Aromatherapy – Essential oils, massage, benefits and products – The word aromatherapy means ‘treatment using scents’. It refers to the use of aromatherapy essential oils in Holistic Healing to improve health and emotional well being and restoring balance to the body.
Essential information relating to aromatherapy oils and benefits
Aromatherapy essential oils are aromatic essences extracted from plants, flowers, trees, fruit, bark, grasses and seeds. There are more than 150 types of oils that can be extracted.
These oils have distinctive therapeutic, psychological and physiological properties that improve health and prevent illness.
All aromatherapy essential oils have unique healing and valuable antiseptic properties.
Some oils are anti-viral, anti-inflammatory, pain relieving and anti-depressant. Other oils are stimulating, relaxing, expectorating, support digestion and have diuretic properties too.
These aroma oils work by entering the body in three ways: by inhalation, absorption and consumption.
From the chemist’s point of view, essential oils are a mixture of organic compounds viz., ketenes, terpenses, esters, alcohol, aldehyde and hundreds of other molecules.

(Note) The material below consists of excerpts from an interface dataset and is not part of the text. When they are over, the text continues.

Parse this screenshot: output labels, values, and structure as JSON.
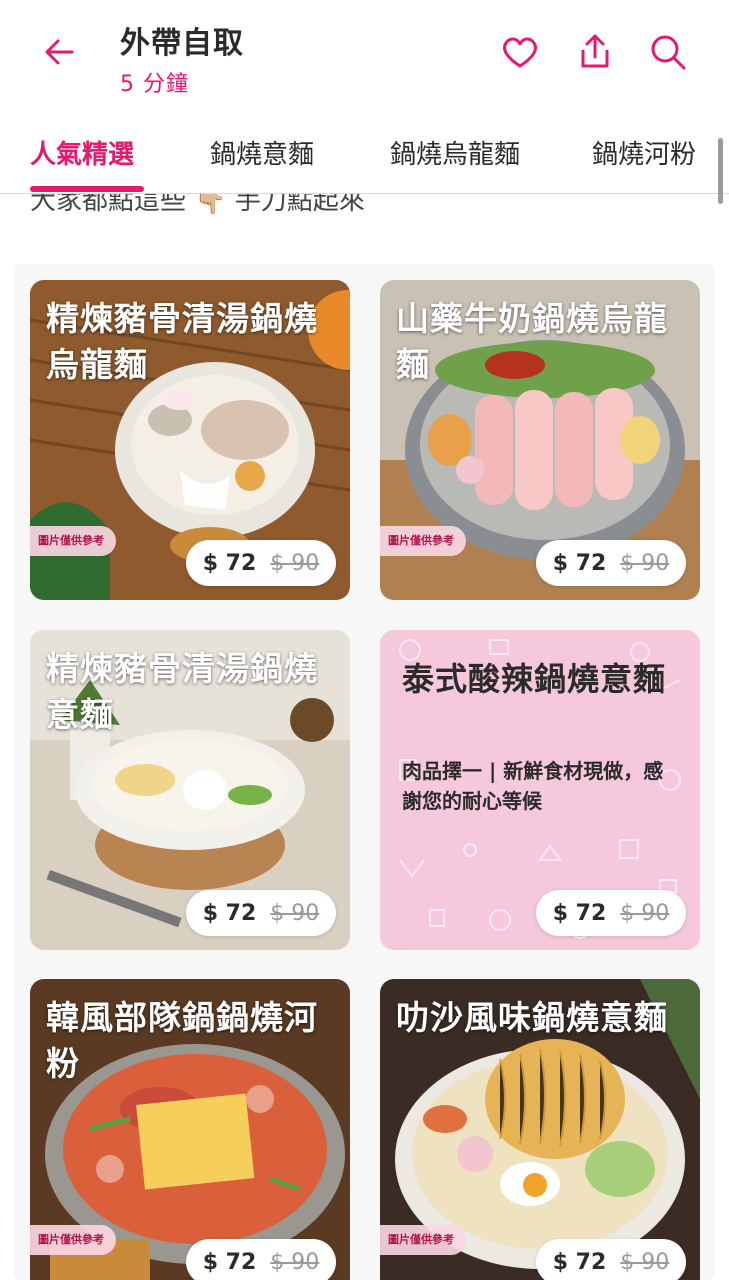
{
  "header": {
    "title": "外帶自取",
    "subtitle": "5 分鐘",
    "icons": [
      "back-arrow-icon",
      "heart-icon",
      "share-icon",
      "search-icon"
    ],
    "accent_color": "#e21b70"
  },
  "tabs": [
    {
      "label": "人氣精選",
      "active": true
    },
    {
      "label": "鍋燒意麵",
      "active": false
    },
    {
      "label": "鍋燒烏龍麵",
      "active": false
    },
    {
      "label": "鍋燒河粉",
      "active": false
    }
  ],
  "section": {
    "subtitle_visible": "大家都點這些 👇🏼 手刀點起來"
  },
  "items": [
    {
      "name": "精煉豬骨清湯鍋燒烏龍麵",
      "price": "$ 72",
      "original_price": "$ 90",
      "tag": "圖片僅供參考"
    },
    {
      "name": "山藥牛奶鍋燒烏龍麵",
      "price": "$ 72",
      "original_price": "$ 90",
      "tag": "圖片僅供參考"
    },
    {
      "name": "精煉豬骨清湯鍋燒意麵",
      "price": "$ 72",
      "original_price": "$ 90",
      "tag": ""
    },
    {
      "name": "泰式酸辣鍋燒意麵",
      "description": "肉品擇一 | 新鮮食材現做，感謝您的耐心等候",
      "price": "$ 72",
      "original_price": "$ 90"
    },
    {
      "name": "韓風部隊鍋鍋燒河粉",
      "price": "$ 72",
      "original_price": "$ 90",
      "tag": "圖片僅供參考"
    },
    {
      "name": "叻沙風味鍋燒意麵",
      "price": "$ 72",
      "original_price": "$ 90",
      "tag": "圖片僅供參考"
    }
  ]
}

These are extremely difficult to classify, as they are small and complex.
The essential oil’s molecules are small. They penetrate human skin easily and enter the blood stream directly and finally get flushed out through our elementary system.
A concentrate of aromatherapy essential oils is not greasy; it is more like water in texture and evaporates quickly. Some of them are light liquid, insoluble in water and evaporate instantly when exposed to air.
It would take 100 kg of lavender to yield 3 kg of lavender oil; one would need 8 million jasmine flowers to yield barely 1 kg of jasmine oil.
Some of these aroma oils are very expensive and are extracted using maceration.
The purification process called defleurage is employed, and in some cases fat is used instead of oil.
Then this process, called enfleurage, is used for final purification.
Some of the common essential oils used in aromatherapy for their versatile application are:
Clary Sage (Salvia Scarea)
Eucalyptus (Eucalyptus Globulus)
Geranium (Pelargonium Graveolens)
Lavender (Lavendula Vera Officinals)
Lemon (Citrus Limonem)
Peppermint (Mentha Piperita)
Petitgrain (Citus Aurantium Leaves)
Rosemary (Rosmarinus Officinals)
Tea-tree (Melaleuca Alternifolia)
Ylang Ylang (Cananga Odorata)
The oils mentioned above, can be a part of a beginner’s kit.
ORIGIN RIGIN OF AROMATHERAPY
The oldest use of aroma oils is known to be as old as 6000 years back when Egyptian physician, Imhotep recommended fragrant oils for bathing and massaging.
In 4,500 B.C. Egyptians used myrrh and cedar wood orils for embalming their dead.
Now, 6,500 years later, the preserved mummies prove the fact that the cedar wood contains natural fixative and strong anti-bacterial and antiseptic properties.
Hippocrates, the Greek father of Medicine, recommended regular aromatherapy baths and scented massages. This is what he effectively used to ward off plague from Athens.
Romans utilized essential oils for pleasure and to cure pain and also for their popular perfumed baths and massages.
Emperor New being indulgent in feasts and fragrances, employed rose frequently to cure his headaches, indigestion and to maintain his high spirits while enjoying amusements.
During the great plague in London in 1665, people burnt bundles of lavender, cedar wood and cypress in the streets and carried posies of the same plants as their only defense to combat infectious diseases.
Aromatherapy received a wider acceptance in the early twentieth century. In the year 1930, Rene- Maurice-Gatte Fosse, who was a French chemist, dipped his burnt hand in lavender oil.
To his surprise the wound healed very quickly without any infection or scarring. He did considerable research on various oils and their therapeutic and psychotherapeutic properties.
Dr Jean Volnet, French army surgeon extensively used essential oils in World War II. It was Madame Morquerite Murry who gave the holistic approach to aroma oils by experimenting with them for individual problems.
Today, research has proved the multiple uses of aroma oils. Medical research in the recent years has uncovered the fact that the odours we smell have a significant impact on the way we feel.
Smells act directly on the brain like a drug according to scientific research.
For instance smelling lavender increases alpha wave frequency in the back of the head and this state is associated with relaxation.